◆ What is required
In the material below, find each line with the word "label" and copy it.

===== Extracted material =====

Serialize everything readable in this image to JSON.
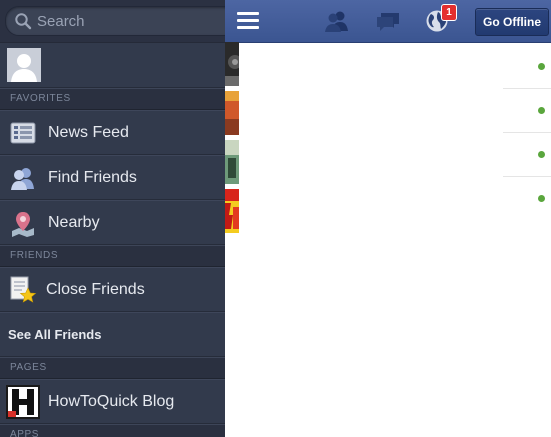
{
  "search": {
    "placeholder": "Search"
  },
  "sections": {
    "favorites": "FAVORITES",
    "friends": "FRIENDS",
    "pages": "PAGES",
    "apps": "APPS"
  },
  "favorites": [
    {
      "label": "News Feed",
      "icon": "news-feed-icon"
    },
    {
      "label": "Find Friends",
      "icon": "find-friends-icon"
    },
    {
      "label": "Nearby",
      "icon": "map-pin-icon"
    }
  ],
  "friends": {
    "close_friends": "Close Friends",
    "see_all": "See All Friends"
  },
  "pages": [
    {
      "label": "HowToQuick Blog",
      "icon": "howtoquick-logo"
    }
  ],
  "topbar": {
    "notification_count": "1",
    "go_offline": "Go Offline"
  },
  "colors": {
    "sidebar": "#323a4c",
    "topbar": "#3b5591",
    "online": "#5aa63d",
    "badge": "#e42f2f"
  }
}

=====

◆ Exercise answer
      "label": "News Feed",
      "label": "Find Friends",
      "label": "Nearby",
      "label": "HowToQuick Blog",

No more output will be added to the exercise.